It amazes me how niave I've been about some of this stuff. And I did the hardware monitoring and "cue effects" DSP workaround for a long time, and it never felt immediate like using a digital or analog console, or a pthd system.
I learned a ton with my hybrid 2 DAW system. Most of what consisted in how bogus expensive mastering hardware is.
And how important the interface matched to the converter plays a role in stability .
Warren Heart did a demo of iZotope Ozone's mastering match feature where the Ai looks at the reference song and tweaks your song trying to get it similar. He used Piper Paynes master as the reference, and then iZotope did it's thing and applied settings to the un-mastered version of the same song. Then he A/B'd them and it was close, really really close with no additional tweaking.
That pretty much sold me on where ozone was at and it's certainly good enough for my needs. It would still be fun to send some stuff out to a real ME, but that demo really gave me confidence about itb mastering. Plus there's alot of ME doing itb masters too, despite having the hardware.
If you can find that video, please add it to the topic!
After looking thru the Manual, it looks like samplitude has several options in their hybrid buffer system. You can set it so your record enabled track is heard thru the speakers with inserts, auxes and the master bus effects. Or you just the inserts but no auxes or master bus. Then there's the typical hardware monitoring option.
What I'm curious about is if when monitoring the auxes and master bus live, if all auxes in the session are calculated with the realtime buffer, or if it's only the auxes that the live track is sending to. This could be a huge difference in CPU usage if for example your just sending a last minute vocal overdub to a reverb and delay, but the audio engine is calculating all auxes in the session in realtime.
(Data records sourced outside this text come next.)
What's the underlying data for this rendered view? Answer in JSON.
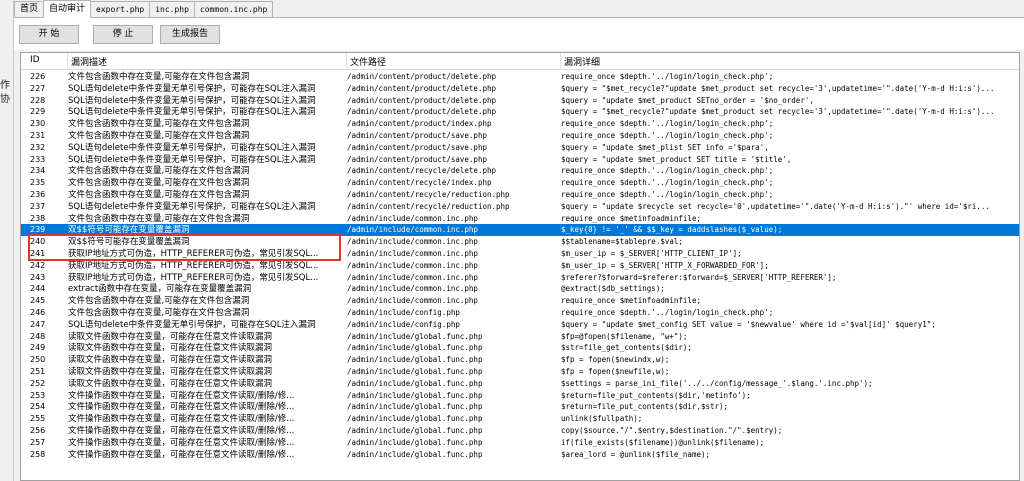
{
  "left_fragments": [
    "作",
    "协"
  ],
  "tabs": [
    {
      "label": "首页",
      "active": false
    },
    {
      "label": "自动审计",
      "active": true
    },
    {
      "label": "export.php",
      "active": false
    },
    {
      "label": "inc.php",
      "active": false
    },
    {
      "label": "common.inc.php",
      "active": false
    }
  ],
  "toolbar": {
    "start_label": "开 始",
    "stop_label": "停 止",
    "report_label": "生成报告"
  },
  "columns": {
    "id": "ID",
    "desc": "漏洞描述",
    "path": "文件路径",
    "detail": "漏洞详细"
  },
  "rows": [
    {
      "id": "226",
      "desc": "文件包含函数中存在变量,可能存在文件包含漏洞",
      "path": "/admin/content/product/delete.php",
      "detail": "require_once $depth.'../login/login_check.php';"
    },
    {
      "id": "227",
      "desc": "SQL语句delete中条件变量无单引号保护，可能存在SQL注入漏洞",
      "path": "/admin/content/product/delete.php",
      "detail": "$query = \"$met_recycle?\"update $met_product set recycle='3',updatetime='\".date('Y-m-d H:i:s')..."
    },
    {
      "id": "228",
      "desc": "SQL语句delete中条件变量无单引号保护，可能存在SQL注入漏洞",
      "path": "/admin/content/product/delete.php",
      "detail": "$query = \"update $met_product SETno_order       = '$no_order',"
    },
    {
      "id": "229",
      "desc": "SQL语句delete中条件变量无单引号保护，可能存在SQL注入漏洞",
      "path": "/admin/content/product/delete.php",
      "detail": "$query = \"$met_recycle?\"update $met_product set recycle='3',updatetime='\".date('Y-m-d H:i:s')..."
    },
    {
      "id": "230",
      "desc": "文件包含函数中存在变量,可能存在文件包含漏洞",
      "path": "/admin/content/product/index.php",
      "detail": "require_once $depth.'../login/login_check.php';"
    },
    {
      "id": "231",
      "desc": "文件包含函数中存在变量,可能存在文件包含漏洞",
      "path": "/admin/content/product/save.php",
      "detail": "require_once $depth.'../login/login_check.php';"
    },
    {
      "id": "232",
      "desc": "SQL语句delete中条件变量无单引号保护，可能存在SQL注入漏洞",
      "path": "/admin/content/product/save.php",
      "detail": "$query = \"update $met_plist SET  info     ='$para',"
    },
    {
      "id": "233",
      "desc": "SQL语句delete中条件变量无单引号保护，可能存在SQL注入漏洞",
      "path": "/admin/content/product/save.php",
      "detail": "$query = \"update $met_product SET   title          = '$title',"
    },
    {
      "id": "234",
      "desc": "文件包含函数中存在变量,可能存在文件包含漏洞",
      "path": "/admin/content/recycle/delete.php",
      "detail": "require_once $depth.'../login/login_check.php';"
    },
    {
      "id": "235",
      "desc": "文件包含函数中存在变量,可能存在文件包含漏洞",
      "path": "/admin/content/recycle/index.php",
      "detail": "require_once $depth.'../login/login_check.php';"
    },
    {
      "id": "236",
      "desc": "文件包含函数中存在变量,可能存在文件包含漏洞",
      "path": "/admin/content/recycle/reduction.php",
      "detail": "require_once $depth.'../login/login_check.php';"
    },
    {
      "id": "237",
      "desc": "SQL语句delete中条件变量无单引号保护，可能存在SQL注入漏洞",
      "path": "/admin/content/recycle/reduction.php",
      "detail": "$query = \"update $recycle set recycle='0',updatetime='\".date('Y-m-d H:i:s').\"' where id='$ri..."
    },
    {
      "id": "238",
      "desc": "文件包含函数中存在变量,可能存在文件包含漏洞",
      "path": "/admin/include/common.inc.php",
      "detail": "require_once $metinfoadminfile;"
    },
    {
      "id": "239",
      "desc": "双$$符号可能存在变量覆盖漏洞",
      "path": "/admin/include/common.inc.php",
      "detail": "$_key{0} != '_' && $$_key = daddslashes($_value);"
    },
    {
      "id": "240",
      "desc": "双$$符号可能存在变量覆盖漏洞",
      "path": "/admin/include/common.inc.php",
      "detail": "$$tablename=$tablepre.$val;"
    },
    {
      "id": "241",
      "desc": "获取IP地址方式可伪造，HTTP_REFERER可伪造，常见引发SQL...",
      "path": "/admin/include/common.inc.php",
      "detail": "$m_user_ip = $_SERVER['HTTP_CLIENT_IP'];"
    },
    {
      "id": "242",
      "desc": "获取IP地址方式可伪造，HTTP_REFERER可伪造，常见引发SQL...",
      "path": "/admin/include/common.inc.php",
      "detail": "$m_user_ip = $_SERVER['HTTP_X_FORWARDED_FOR'];"
    },
    {
      "id": "243",
      "desc": "获取IP地址方式可伪造，HTTP_REFERER可伪造，常见引发SQL...",
      "path": "/admin/include/common.inc.php",
      "detail": "$referer?$forward=$referer:$forward=$_SERVER['HTTP_REFERER'];"
    },
    {
      "id": "244",
      "desc": "extract函数中存在变量，可能存在变量覆盖漏洞",
      "path": "/admin/include/common.inc.php",
      "detail": "@extract($db_settings);"
    },
    {
      "id": "245",
      "desc": "文件包含函数中存在变量,可能存在文件包含漏洞",
      "path": "/admin/include/common.inc.php",
      "detail": "require_once $metinfoadminfile;"
    },
    {
      "id": "246",
      "desc": "文件包含函数中存在变量,可能存在文件包含漏洞",
      "path": "/admin/include/config.php",
      "detail": "require_once $depth.'../login/login_check.php';"
    },
    {
      "id": "247",
      "desc": "SQL语句delete中条件变量无单引号保护，可能存在SQL注入漏洞",
      "path": "/admin/include/config.php",
      "detail": "$query = \"update $met_config SET value = '$newvalue' where id ='$val[id]' $query1\";"
    },
    {
      "id": "248",
      "desc": "读取文件函数中存在变量，可能存在任意文件读取漏洞",
      "path": "/admin/include/global.func.php",
      "detail": "$fp=@fopen($filename, \"w+\");"
    },
    {
      "id": "249",
      "desc": "读取文件函数中存在变量，可能存在任意文件读取漏洞",
      "path": "/admin/include/global.func.php",
      "detail": "$str=file_get_contents($dir);"
    },
    {
      "id": "250",
      "desc": "读取文件函数中存在变量，可能存在任意文件读取漏洞",
      "path": "/admin/include/global.func.php",
      "detail": "$fp = fopen($newindx,w);"
    },
    {
      "id": "251",
      "desc": "读取文件函数中存在变量，可能存在任意文件读取漏洞",
      "path": "/admin/include/global.func.php",
      "detail": "$fp = fopen($newfile,w);"
    },
    {
      "id": "252",
      "desc": "读取文件函数中存在变量，可能存在任意文件读取漏洞",
      "path": "/admin/include/global.func.php",
      "detail": "$settings = parse_ini_file('../../config/message_'.$lang.'.inc.php');"
    },
    {
      "id": "253",
      "desc": "文件操作函数中存在变量，可能存在任意文件读取/删除/修...",
      "path": "/admin/include/global.func.php",
      "detail": "$return=file_put_contents($dir,'metinfo');"
    },
    {
      "id": "254",
      "desc": "文件操作函数中存在变量，可能存在任意文件读取/删除/修...",
      "path": "/admin/include/global.func.php",
      "detail": "$return=file_put_contents($dir,$str);"
    },
    {
      "id": "255",
      "desc": "文件操作函数中存在变量，可能存在任意文件读取/删除/修...",
      "path": "/admin/include/global.func.php",
      "detail": "unlink($fullpath);"
    },
    {
      "id": "256",
      "desc": "文件操作函数中存在变量，可能存在任意文件读取/删除/修...",
      "path": "/admin/include/global.func.php",
      "detail": "copy($source.\"/\".$entry,$destination.\"/\".$entry);"
    },
    {
      "id": "257",
      "desc": "文件操作函数中存在变量，可能存在任意文件读取/删除/修...",
      "path": "/admin/include/global.func.php",
      "detail": "if(file_exists($filename))@unlink($filename);"
    },
    {
      "id": "258",
      "desc": "文件操作函数中存在变量，可能存在任意文件读取/删除/修...",
      "path": "/admin/include/global.func.php",
      "detail": "$area_lord = @unlink($file_name);"
    }
  ],
  "selected_row_id": "239",
  "highlighted_row_ids": [
    "239",
    "240"
  ],
  "colors": {
    "selection": "#0078d7",
    "highlight_border": "#e23232"
  }
}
Magix is pretty smart so I wouldn't be surprised if only the auxes the live tracking is using get calculated with the realtime buffer. I might email them to see how this works.
I think I'm also going to look into how other programs are handling this.
Found it! starts around 11:45. He messes with a few things over the course of the video, so the first A/B isn't good as it gets. Also it wasn't Piper Payne, it was Emily Lazar who did the official master.
right on, thanks
Cool gonna check out the Samp forum. Curious to hear your impression of the Ozone demo.
We talked about this happening 10 years ago. Now it’s happening.
Excellent video. I'm really starting to like Ozone.
Yeah it's pretty gnarly what the software can do. Been a fan of ozone for quite some time.